• What to work on
Search the records for "label". Report every line where it occurs.
***
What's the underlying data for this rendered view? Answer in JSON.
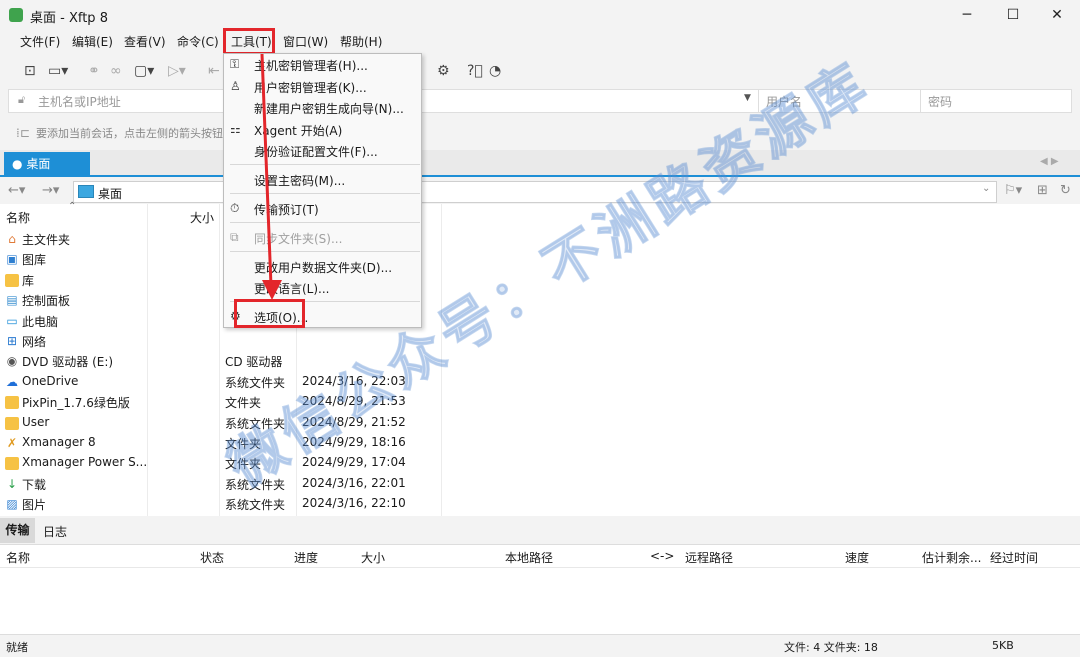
{
  "window": {
    "title": "桌面 - Xftp 8",
    "controls": {
      "minimize": "─",
      "maximize": "☐",
      "close": "✕"
    }
  },
  "menu": [
    "文件(F)",
    "编辑(E)",
    "查看(V)",
    "命令(C)",
    "工具(T)",
    "窗口(W)",
    "帮助(H)"
  ],
  "address": {
    "host_placeholder": "主机名或IP地址",
    "username_placeholder": "用户名",
    "password_placeholder": "密码"
  },
  "hint": "要添加当前会话，点击左侧的箭头按钮",
  "tab": {
    "label": "桌面"
  },
  "nav": {
    "path": "桌面"
  },
  "file_list": {
    "columns": [
      "名称",
      "大小"
    ],
    "rows": [
      {
        "name": "主文件夹",
        "type": "",
        "date": "",
        "icon": "home-icon"
      },
      {
        "name": "图库",
        "type": "",
        "date": "",
        "icon": "gallery-icon"
      },
      {
        "name": "库",
        "type": "",
        "date": "",
        "icon": "folder-icon"
      },
      {
        "name": "控制面板",
        "type": "",
        "date": "",
        "icon": "control-panel-icon"
      },
      {
        "name": "此电脑",
        "type": "",
        "date": "",
        "icon": "computer-icon"
      },
      {
        "name": "网络",
        "type": "",
        "date": "",
        "icon": "network-icon"
      },
      {
        "name": "DVD 驱动器 (E:)",
        "type": "CD 驱动器",
        "date": "",
        "icon": "dvd-icon"
      },
      {
        "name": "OneDrive",
        "type": "系统文件夹",
        "date": "2024/3/16, 22:03",
        "icon": "cloud-icon"
      },
      {
        "name": "PixPin_1.7.6绿色版",
        "type": "文件夹",
        "date": "2024/8/29, 21:53",
        "icon": "folder-icon"
      },
      {
        "name": "User",
        "type": "系统文件夹",
        "date": "2024/8/29, 21:52",
        "icon": "folder-icon"
      },
      {
        "name": "Xmanager 8",
        "type": "文件夹",
        "date": "2024/9/29, 18:16",
        "icon": "xmanager-icon"
      },
      {
        "name": "Xmanager Power S...",
        "type": "文件夹",
        "date": "2024/9/29, 17:04",
        "icon": "folder-icon"
      },
      {
        "name": "下载",
        "type": "系统文件夹",
        "date": "2024/3/16, 22:01",
        "icon": "download-icon"
      },
      {
        "name": "图片",
        "type": "系统文件夹",
        "date": "2024/3/16, 22:10",
        "icon": "picture-icon"
      }
    ]
  },
  "tools_menu": {
    "items": [
      {
        "label": "主机密钥管理者(H)...",
        "icon": "host-key-icon",
        "enabled": true
      },
      {
        "label": "用户密钥管理者(K)...",
        "icon": "user-key-icon",
        "enabled": true
      },
      {
        "label": "新建用户密钥生成向导(N)...",
        "icon": "",
        "enabled": true
      },
      {
        "label": "Xagent 开始(A)",
        "icon": "xagent-icon",
        "enabled": true
      },
      {
        "label": "身份验证配置文件(F)...",
        "icon": "",
        "enabled": true
      },
      {
        "label": "设置主密码(M)...",
        "icon": "",
        "enabled": true
      },
      {
        "label": "传输预订(T)",
        "icon": "clock-icon",
        "enabled": true
      },
      {
        "label": "同步文件夹(S)...",
        "icon": "sync-icon",
        "enabled": false
      },
      {
        "label": "更改用户数据文件夹(D)...",
        "icon": "",
        "enabled": true
      },
      {
        "label": "更改语言(L)...",
        "icon": "",
        "enabled": true
      },
      {
        "label": "选项(O)...",
        "icon": "gear-icon",
        "enabled": true
      }
    ]
  },
  "transfer": {
    "tabs": [
      "传输",
      "日志"
    ],
    "columns": [
      "名称",
      "状态",
      "进度",
      "大小",
      "本地路径",
      "<->",
      "远程路径",
      "速度",
      "估计剩余...",
      "经过时间"
    ]
  },
  "status": {
    "left": "就绪",
    "counts": "文件: 4  文件夹: 18",
    "size": "5KB"
  },
  "watermark": "微信公众号：不洲路资源库",
  "colors": {
    "accent": "#1e8fd6",
    "highlight": "#e3262b",
    "folder": "#f6c244"
  }
}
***
• Response for this exercise
    "label": "桌面"
        "label": "主机密钥管理者(H)...",
        "label": "用户密钥管理者(K)...",
        "label": "新建用户密钥生成向导(N)...",
        "label": "Xagent 开始(A)",
        "label": "身份验证配置文件(F)...",
        "label": "设置主密码(M)...",
        "label": "传输预订(T)",
        "label": "同步文件夹(S)...",
        "label": "更改用户数据文件夹(D)...",
        "label": "更改语言(L)...",
        "label": "选项(O)...",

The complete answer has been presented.